How­ever, I think it’s rare that lack of mo­ti­va­tion is peo­ple’s true re­jec­tion. If it was, I’d ex­pect to see many more peo­ple talk­ing about how we could ‘hack’ our mo­ti­va­tion bet­ter.

In case lack of mo­ti­va­tion does turn out to be the main rea­son peo­ple don’t do enough tal­ent trad­ing across cause ar­eas, I think there are more ac­tions we could take to deal with it.

‘Peo­ple don’t do that.’

The ar­gu­ment in fa­vor of tal­ent trad­ing across cause ar­eas re­quires peo­ple to ac­tu­ally co­op­er­ate.
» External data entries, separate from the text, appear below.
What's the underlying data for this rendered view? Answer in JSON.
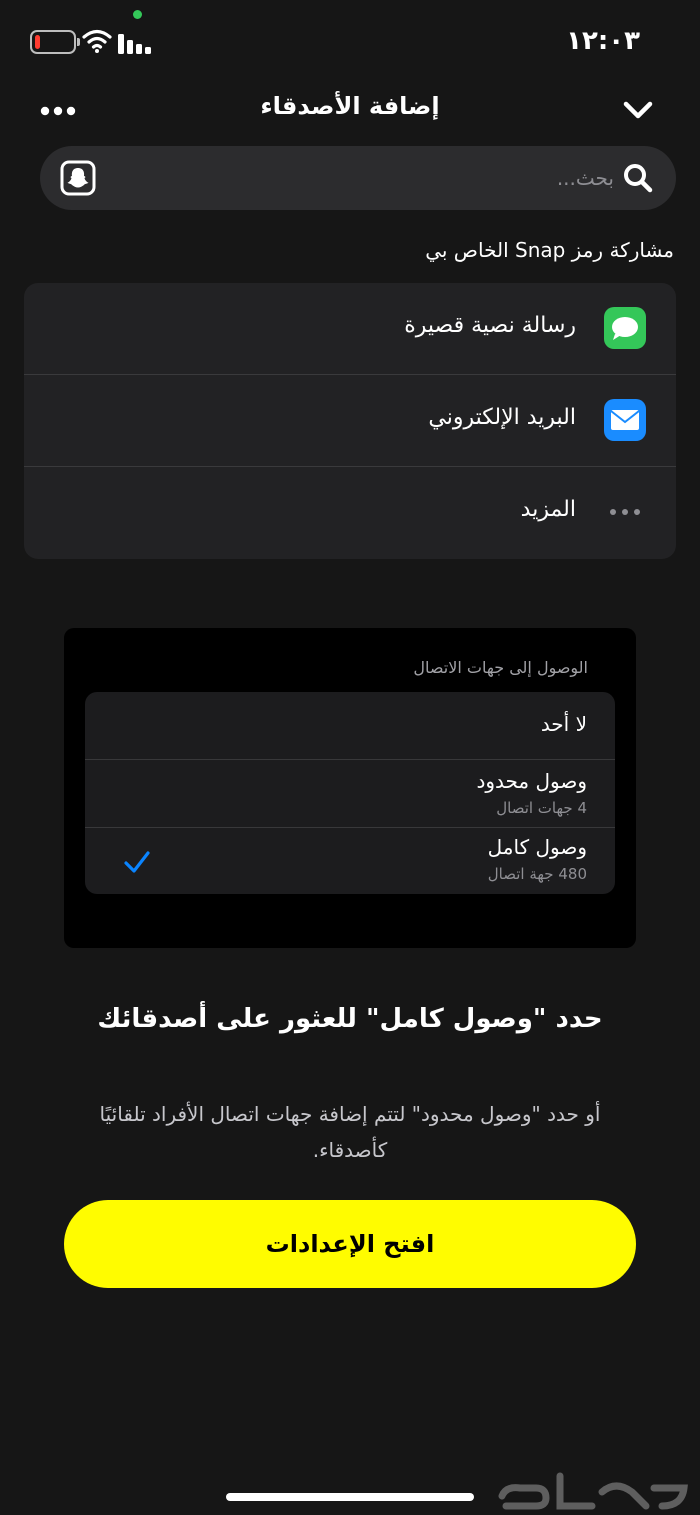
{
  "status_bar": {
    "time": "١٢:٠٣",
    "battery_level": 0.12
  },
  "header": {
    "title": "إضافة الأصدقاء"
  },
  "search": {
    "placeholder": "بحث..."
  },
  "share": {
    "label": "مشاركة رمز Snap الخاص بي",
    "items": [
      {
        "label": "رسالة نصية قصيرة",
        "icon": "messages-icon"
      },
      {
        "label": "البريد الإلكتروني",
        "icon": "mail-icon"
      },
      {
        "label": "المزيد",
        "icon": "more-dots-icon"
      }
    ]
  },
  "contacts_access": {
    "title": "الوصول إلى جهات الاتصال",
    "options": [
      {
        "label": "لا أحد",
        "sub": ""
      },
      {
        "label": "وصول محدود",
        "sub": "4 جهات اتصال"
      },
      {
        "label": "وصول كامل",
        "sub": "480 جهة اتصال",
        "selected": true
      }
    ]
  },
  "prompt": {
    "headline": "حدد \"وصول كامل\" للعثور على أصدقائك",
    "subtext": "أو حدد \"وصول محدود\" لتتم إضافة جهات اتصال الأفراد تلقائيًا كأصدقاء."
  },
  "cta": {
    "label": "افتح الإعدادات"
  },
  "colors": {
    "accent": "#fffc00",
    "background": "#161616",
    "check": "#0a84ff"
  }
}
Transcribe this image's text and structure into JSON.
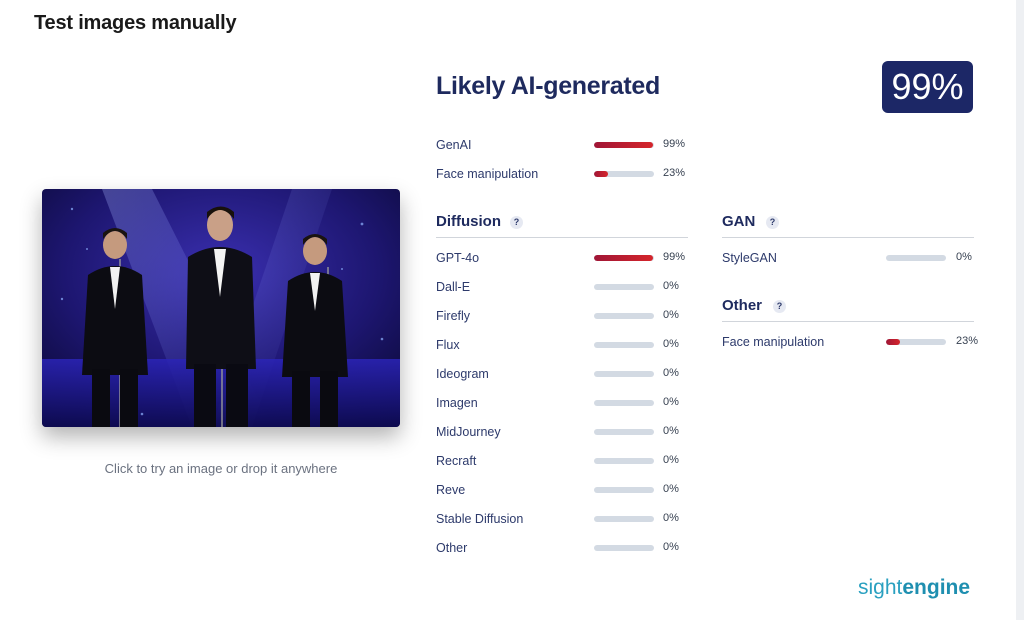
{
  "page": {
    "title": "Test images manually"
  },
  "upload": {
    "hint": "Click to try an image or drop it anywhere"
  },
  "result": {
    "verdict": "Likely AI-generated",
    "score_label": "99%"
  },
  "summary": [
    {
      "label": "GenAI",
      "value": 99,
      "display": "99%"
    },
    {
      "label": "Face manipulation",
      "value": 23,
      "display": "23%"
    }
  ],
  "diffusion": {
    "title": "Diffusion",
    "help": "?",
    "items": [
      {
        "label": "GPT-4o",
        "value": 99,
        "display": "99%"
      },
      {
        "label": "Dall-E",
        "value": 0,
        "display": "0%"
      },
      {
        "label": "Firefly",
        "value": 0,
        "display": "0%"
      },
      {
        "label": "Flux",
        "value": 0,
        "display": "0%"
      },
      {
        "label": "Ideogram",
        "value": 0,
        "display": "0%"
      },
      {
        "label": "Imagen",
        "value": 0,
        "display": "0%"
      },
      {
        "label": "MidJourney",
        "value": 0,
        "display": "0%"
      },
      {
        "label": "Recraft",
        "value": 0,
        "display": "0%"
      },
      {
        "label": "Reve",
        "value": 0,
        "display": "0%"
      },
      {
        "label": "Stable Diffusion",
        "value": 0,
        "display": "0%"
      },
      {
        "label": "Other",
        "value": 0,
        "display": "0%"
      }
    ]
  },
  "gan": {
    "title": "GAN",
    "help": "?",
    "items": [
      {
        "label": "StyleGAN",
        "value": 0,
        "display": "0%"
      }
    ]
  },
  "other": {
    "title": "Other",
    "help": "?",
    "items": [
      {
        "label": "Face manipulation",
        "value": 23,
        "display": "23%"
      }
    ]
  },
  "brand": {
    "part1": "sight",
    "part2": "engine"
  },
  "colors": {
    "accent": "#1c2766",
    "bar_fill": "#c81e2e",
    "bar_track": "#d3dae3",
    "brand": "#2aa0c0"
  }
}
The rea­son the Effec­tive Altru­ism Com­mu­nity doesn’t co­op­er­ate enough in its tal­ent mar­ket might well be that we’re stuck in a defect­ing nash equil­ibrium. Peo­ple in the EA Com­mu­nity know other peo­ple don’t go into cause ar­eas they don’t fancy, so they aren’t will­ing to do it ei­ther. There are po­ten­tial solu­tions to this: set­ting up a bet­ter norm and fa­cil­i­tat­ing ex­plicit trades.

We can set up a bet­ter norm by chang­ing the so­cial re­wards and ex­pec­ta­tions. It is ad­mirable if some­one works in a cause area that isn’t their top pick. If we ob­serve peo­ple co­op­er­at­ing, other peo­ple will co­op­er­ate too. If you are do­ing di­rect work in a cause area that isn’t your top pick, you might want to con­sider be­com­ing more pub­lic about this fact. There is a fair num­ber of peo­ple who don’t work in their top pick cause area or even cause ar­eas they are much less con­vinced of than their peers, but cur­rently they don’t ad­ver­tise this fact.
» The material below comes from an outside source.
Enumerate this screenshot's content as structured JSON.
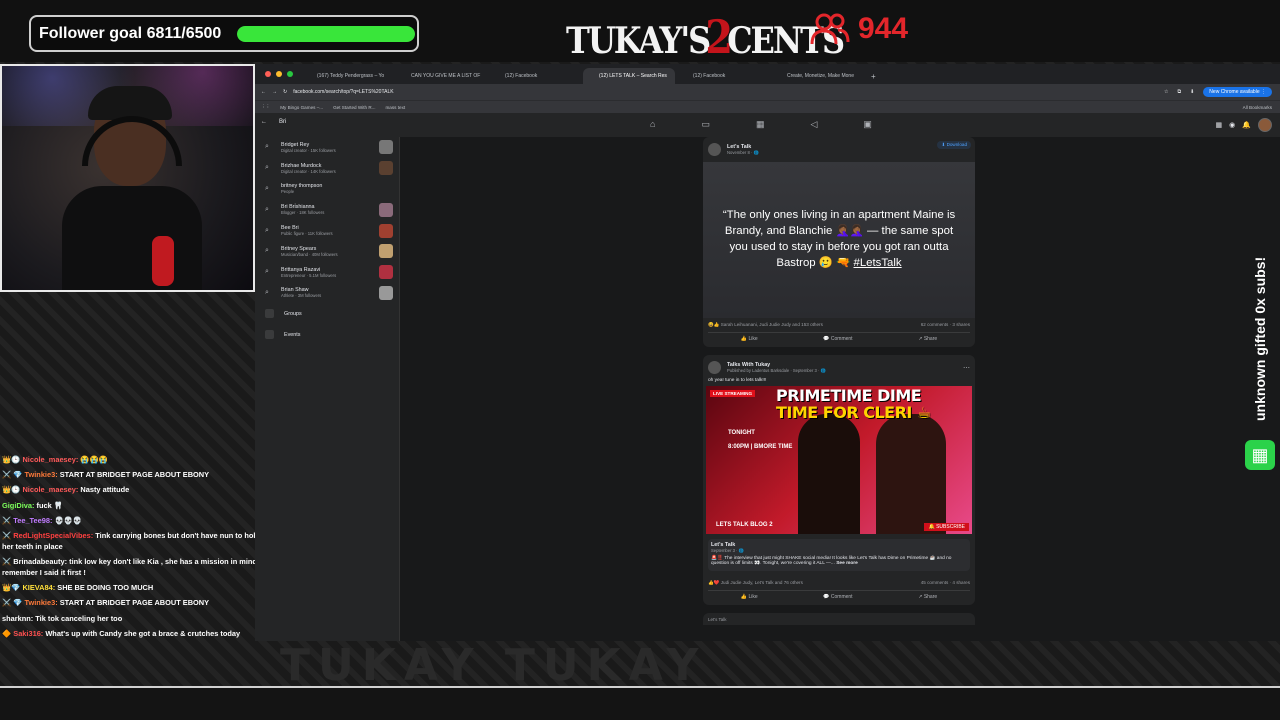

At the very least, as a com­mu­nity we should be able to ex­tend the cause ar­eas peo­ple are will­ing to work in even if we won’t have ev­ery­one will­ing to work in cause ar­eas they’re pretty un­con­vinced of.

One way to get to a bet­ter norm is to fa­cil­i­tate ex­plicit tal­ent trades, akin to do­ing dona­tion trades. To set up dona­tion trades, peo­ple ask oth­ers for con­nec­tions, ei­ther in their lo­cal EA net­work or on­line, or they con­tact CEA to get matched with ma­jor donors.
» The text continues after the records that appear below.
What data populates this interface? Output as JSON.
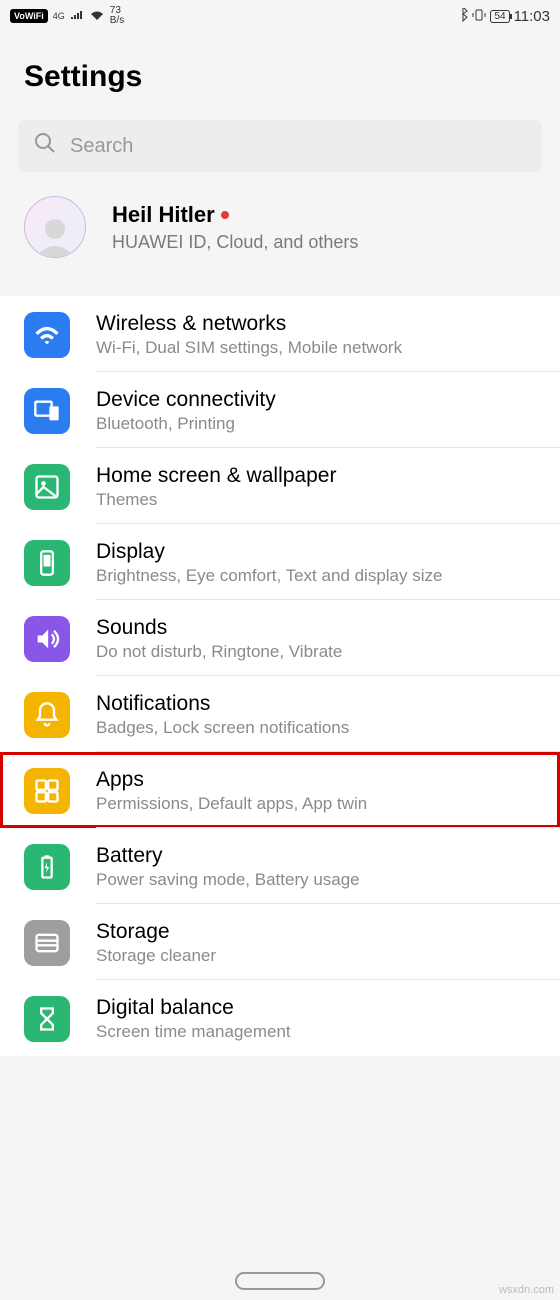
{
  "status_bar": {
    "vowifi": "VoWiFi",
    "signal": "4G",
    "speed_value": "73",
    "speed_unit": "B/s",
    "battery": "54",
    "time": "11:03"
  },
  "header": {
    "title": "Settings"
  },
  "search": {
    "placeholder": "Search"
  },
  "account": {
    "name": "Heil Hitler",
    "subtitle": "HUAWEI ID, Cloud, and others"
  },
  "rows": [
    {
      "id": "wireless",
      "title": "Wireless & networks",
      "subtitle": "Wi-Fi, Dual SIM settings, Mobile network",
      "color": "#2a7cf0",
      "icon": "wifi-icon"
    },
    {
      "id": "device",
      "title": "Device connectivity",
      "subtitle": "Bluetooth, Printing",
      "color": "#2a7cf0",
      "icon": "devices-icon"
    },
    {
      "id": "home",
      "title": "Home screen & wallpaper",
      "subtitle": "Themes",
      "color": "#2ab673",
      "icon": "image-icon"
    },
    {
      "id": "display",
      "title": "Display",
      "subtitle": "Brightness, Eye comfort, Text and display size",
      "color": "#2ab673",
      "icon": "phone-icon"
    },
    {
      "id": "sounds",
      "title": "Sounds",
      "subtitle": "Do not disturb, Ringtone, Vibrate",
      "color": "#8a56e8",
      "icon": "volume-icon"
    },
    {
      "id": "notifications",
      "title": "Notifications",
      "subtitle": "Badges, Lock screen notifications",
      "color": "#f5b400",
      "icon": "bell-icon"
    },
    {
      "id": "apps",
      "title": "Apps",
      "subtitle": "Permissions, Default apps, App twin",
      "color": "#f5b400",
      "icon": "grid-icon",
      "highlight": true
    },
    {
      "id": "battery",
      "title": "Battery",
      "subtitle": "Power saving mode, Battery usage",
      "color": "#2ab673",
      "icon": "battery-icon"
    },
    {
      "id": "storage",
      "title": "Storage",
      "subtitle": "Storage cleaner",
      "color": "#9e9e9e",
      "icon": "storage-icon"
    },
    {
      "id": "digital",
      "title": "Digital balance",
      "subtitle": "Screen time management",
      "color": "#2ab673",
      "icon": "hourglass-icon"
    }
  ],
  "watermark": "wsxdn.com"
}
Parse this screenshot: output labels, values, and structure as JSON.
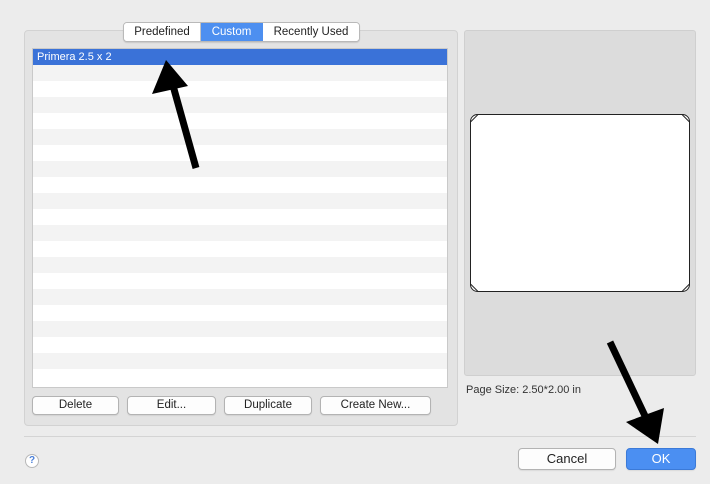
{
  "tabs": [
    {
      "label": "Predefined",
      "active": false
    },
    {
      "label": "Custom",
      "active": true
    },
    {
      "label": "Recently Used",
      "active": false
    }
  ],
  "list": {
    "items": [
      "Primera 2.5 x 2"
    ],
    "selected_index": 0
  },
  "list_buttons": {
    "delete": "Delete",
    "edit": "Edit...",
    "duplicate": "Duplicate",
    "create_new": "Create New..."
  },
  "preview": {
    "page_size_label": "Page Size: 2.50*2.00 in"
  },
  "footer": {
    "help": "?",
    "cancel": "Cancel",
    "ok": "OK"
  },
  "colors": {
    "accent": "#4b8ff2",
    "selection": "#3a72d8"
  },
  "icons": [
    "help-icon",
    "arrow-up-annotation",
    "arrow-down-annotation"
  ]
}
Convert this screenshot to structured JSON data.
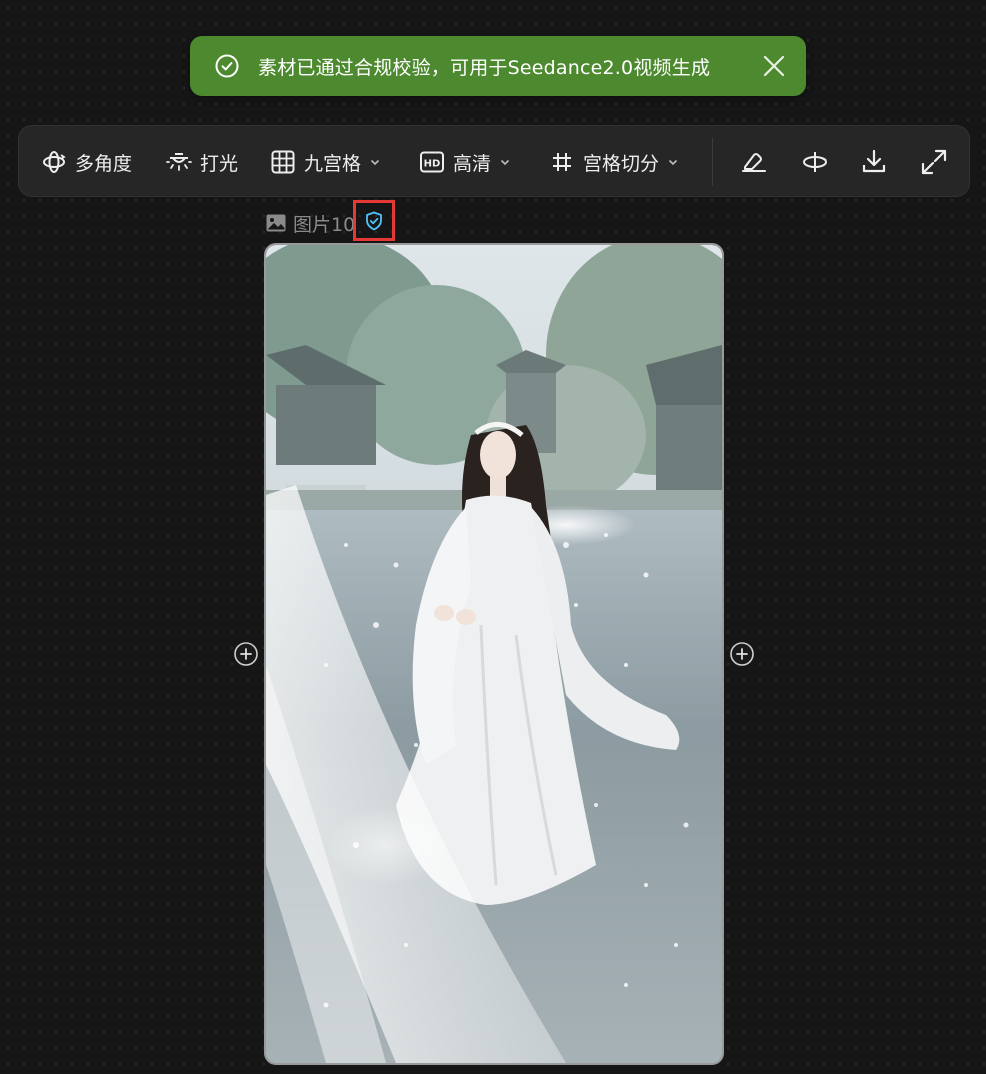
{
  "toast": {
    "message": "素材已通过合规校验，可用于Seedance2.0视频生成",
    "icon": "check-circle-icon",
    "close_icon": "close-icon",
    "background": "#4d8a2f"
  },
  "toolbar": {
    "items": [
      {
        "label": "多角度",
        "icon": "multi-angle-icon"
      },
      {
        "label": "打光",
        "icon": "lighting-icon"
      },
      {
        "label": "九宫格",
        "icon": "grid-icon"
      },
      {
        "label": "高清",
        "icon": "hd-icon"
      },
      {
        "label": "宫格切分",
        "icon": "hash-icon"
      }
    ],
    "actions": [
      {
        "name": "eraser",
        "icon": "eraser-icon"
      },
      {
        "name": "flip",
        "icon": "flip-icon"
      },
      {
        "name": "download",
        "icon": "download-icon"
      },
      {
        "name": "fullscreen",
        "icon": "expand-icon"
      }
    ]
  },
  "node": {
    "label": "图片10",
    "icon": "image-icon",
    "badge_icon": "shield-check-icon",
    "highlight_color": "#e53935"
  },
  "image": {
    "description_icon": "photo"
  }
}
We can do the same for trad­ing tal­ent. Peo­ple think­ing about work­ing in an­other cause area can ask around whether there’s some­one con­sid­er­ing switch­ing to a cause area preferred by them. How­ever, trad­ing places in this sce­nario brings ma­jor prac­ti­cal challenges, so it is likely not vi­able in most cases.

A more eas­ily im­ple­mentable solu­tion is to search for a donor will­ing to offset a cause area switch, i.e. make a dona­tion to the cause area the tal­ent will be leav­ing.

There might also be good ar­gu­ments against the con­cept of tal­ent trad­ing across cause ar­eas on the­o­ret­i­cal or prac­ti­cal grounds that I haven’t listed here. A cyn­i­cal in­ter­pre­ta­tion why peo­ple aren’t will­ing enough to co­op­er­ate across cause ar­eas might be that peo­ple con­sider their cause area their ‘tribe’ they want to sig­nal alle­giance to and only want to ap­pear smart and ded­i­cated to the peo­ple within that cause area.

All that said, peo­ple’s mo­ti­va­tions, tal­ent and val­ues are cor­re­lated so there’s a limit on how much the the­o­ret­i­cal ar­gu­ment in favour of work­ing in other cause ar­eas will ap­ply.

Which ar­gu­ments against co­op­er­at­ing in the tal­ent mar­ket across cause ar­eas can you think of? Do you think peo­ple are con­sid­er­ing their com­par­a­tive ad­van­tages in the tal­ent mar­ket enough, whether within or across cause ar­eas? What are di­men­sions peo­ple can differ on in the tal­ent mar­ket with prac­ti­cal im­pli­ca­tions that I haven’t listed?

Sum­mary: If we want to al­lo­cate our tal­ent in the EA com­mu­nity well, we need to con­sider peo­ple’s com­par­a­tive ad­van­tages across var­i­ous di­men­sions, es­pe­cially the ones that have a ma­jor im­pact on their per­sonal fit. Peo­ple should be more will­ing to work in cause ar­eas that don’t match their cause area prefer­ences if they have a big com­par­a­tive ad­van­tage in per­sonal fit there.


Spe­cial thanks goes to Ja­cob Hil­ton who re­viewed a draft of this post.